Data under study Block Start

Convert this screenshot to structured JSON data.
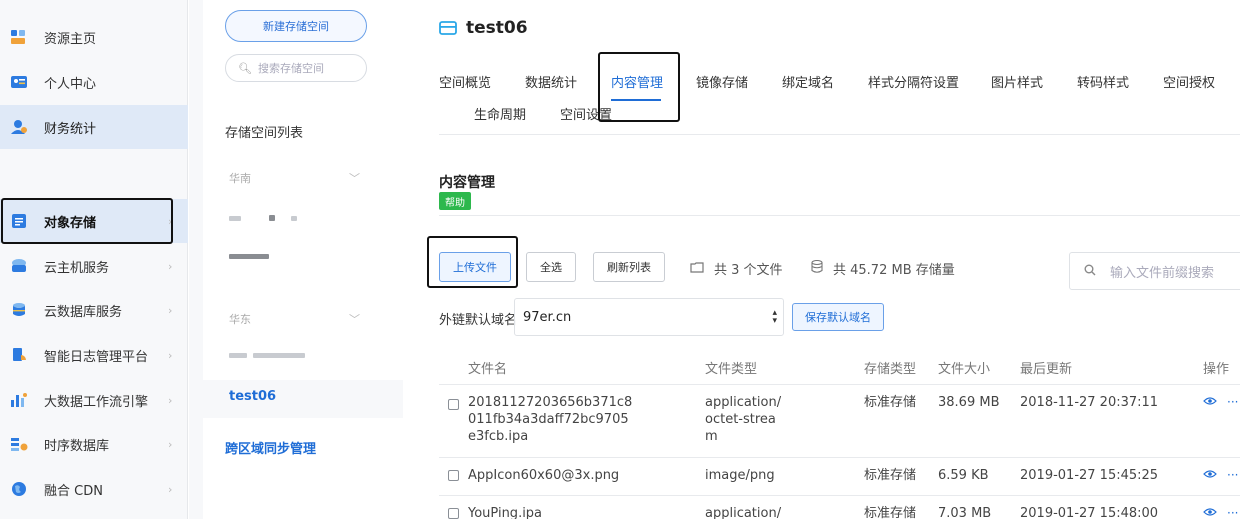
{
  "nav": {
    "items": [
      {
        "label": "资源主页",
        "icon": "resource-home-icon"
      },
      {
        "label": "个人中心",
        "icon": "profile-card-icon"
      },
      {
        "label": "财务统计",
        "icon": "finance-user-icon"
      },
      {
        "label": "对象存储",
        "icon": "object-storage-icon"
      },
      {
        "label": "云主机服务",
        "icon": "cloud-host-icon"
      },
      {
        "label": "云数据库服务",
        "icon": "cloud-database-icon"
      },
      {
        "label": "智能日志管理平台",
        "icon": "log-platform-icon"
      },
      {
        "label": "大数据工作流引擎",
        "icon": "bigdata-workflow-icon"
      },
      {
        "label": "时序数据库",
        "icon": "timeseries-db-icon"
      },
      {
        "label": "融合 CDN",
        "icon": "cdn-globe-icon"
      }
    ]
  },
  "buckets": {
    "new_button": "新建存储空间",
    "search_placeholder": "搜索存储空间",
    "list_title": "存储空间列表",
    "regions": [
      "华南",
      "华东"
    ],
    "active_bucket": "test06",
    "cross_region_link": "跨区域同步管理"
  },
  "space": {
    "title": "test06",
    "tabs": [
      "空间概览",
      "数据统计",
      "内容管理",
      "镜像存储",
      "绑定域名",
      "样式分隔符设置",
      "图片样式",
      "转码样式",
      "空间授权",
      "生命周期",
      "空间设置"
    ],
    "active_tab": "内容管理"
  },
  "content": {
    "section_title": "内容管理",
    "help_badge": "帮助",
    "upload_button": "上传文件",
    "select_all_button": "全选",
    "refresh_button": "刷新列表",
    "file_count": "共 3 个文件",
    "storage_total": "共 45.72 MB 存储量",
    "search_placeholder": "输入文件前缀搜索",
    "domain_label": "外链默认域名",
    "domain_value": "97er.cn",
    "save_domain_button": "保存默认域名",
    "columns": [
      "文件名",
      "文件类型",
      "存储类型",
      "文件大小",
      "最后更新",
      "操作"
    ],
    "files": [
      {
        "name": [
          "20181127203656b371c8",
          "011fb34a3daff72bc9705",
          "e3fcb.ipa"
        ],
        "type": [
          "application/",
          "octet-strea",
          "m"
        ],
        "storage": "标准存储",
        "size": "38.69 MB",
        "updated": "2018-11-27 20:37:11"
      },
      {
        "name": [
          "AppIcon60x60@3x.png"
        ],
        "type": [
          "image/png"
        ],
        "storage": "标准存储",
        "size": "6.59 KB",
        "updated": "2019-01-27 15:45:25"
      },
      {
        "name": [
          "YouPing.ipa"
        ],
        "type": [
          "application/"
        ],
        "storage": "标准存储",
        "size": "7.03 MB",
        "updated": "2019-01-27 15:48:00"
      }
    ]
  },
  "colors": {
    "accent": "#1f6dd6",
    "help_green": "#2db84d",
    "nav_active_bg": "#dfe9f7"
  }
}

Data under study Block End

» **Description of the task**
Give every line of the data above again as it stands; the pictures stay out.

» **Answer to this exercise**
Convert this screenshot to structured JSON data.
{
  "nav": {
    "items": [
      {
        "label": "资源主页",
        "icon": "resource-home-icon"
      },
      {
        "label": "个人中心",
        "icon": "profile-card-icon"
      },
      {
        "label": "财务统计",
        "icon": "finance-user-icon"
      },
      {
        "label": "对象存储",
        "icon": "object-storage-icon"
      },
      {
        "label": "云主机服务",
        "icon": "cloud-host-icon"
      },
      {
        "label": "云数据库服务",
        "icon": "cloud-database-icon"
      },
      {
        "label": "智能日志管理平台",
        "icon": "log-platform-icon"
      },
      {
        "label": "大数据工作流引擎",
        "icon": "bigdata-workflow-icon"
      },
      {
        "label": "时序数据库",
        "icon": "timeseries-db-icon"
      },
      {
        "label": "融合 CDN",
        "icon": "cdn-globe-icon"
      }
    ]
  },
  "buckets": {
    "new_button": "新建存储空间",
    "search_placeholder": "搜索存储空间",
    "list_title": "存储空间列表",
    "regions": [
      "华南",
      "华东"
    ],
    "active_bucket": "test06",
    "cross_region_link": "跨区域同步管理"
  },
  "space": {
    "title": "test06",
    "tabs": [
      "空间概览",
      "数据统计",
      "内容管理",
      "镜像存储",
      "绑定域名",
      "样式分隔符设置",
      "图片样式",
      "转码样式",
      "空间授权",
      "生命周期",
      "空间设置"
    ],
    "active_tab": "内容管理"
  },
  "content": {
    "section_title": "内容管理",
    "help_badge": "帮助",
    "upload_button": "上传文件",
    "select_all_button": "全选",
    "refresh_button": "刷新列表",
    "file_count": "共 3 个文件",
    "storage_total": "共 45.72 MB 存储量",
    "search_placeholder": "输入文件前缀搜索",
    "domain_label": "外链默认域名",
    "domain_value": "97er.cn",
    "save_domain_button": "保存默认域名",
    "columns": [
      "文件名",
      "文件类型",
      "存储类型",
      "文件大小",
      "最后更新",
      "操作"
    ],
    "files": [
      {
        "name": [
          "20181127203656b371c8",
          "011fb34a3daff72bc9705",
          "e3fcb.ipa"
        ],
        "type": [
          "application/",
          "octet-strea",
          "m"
        ],
        "storage": "标准存储",
        "size": "38.69 MB",
        "updated": "2018-11-27 20:37:11"
      },
      {
        "name": [
          "AppIcon60x60@3x.png"
        ],
        "type": [
          "image/png"
        ],
        "storage": "标准存储",
        "size": "6.59 KB",
        "updated": "2019-01-27 15:45:25"
      },
      {
        "name": [
          "YouPing.ipa"
        ],
        "type": [
          "application/"
        ],
        "storage": "标准存储",
        "size": "7.03 MB",
        "updated": "2019-01-27 15:48:00"
      }
    ]
  },
  "colors": {
    "accent": "#1f6dd6",
    "help_green": "#2db84d",
    "nav_active_bg": "#dfe9f7"
  }
}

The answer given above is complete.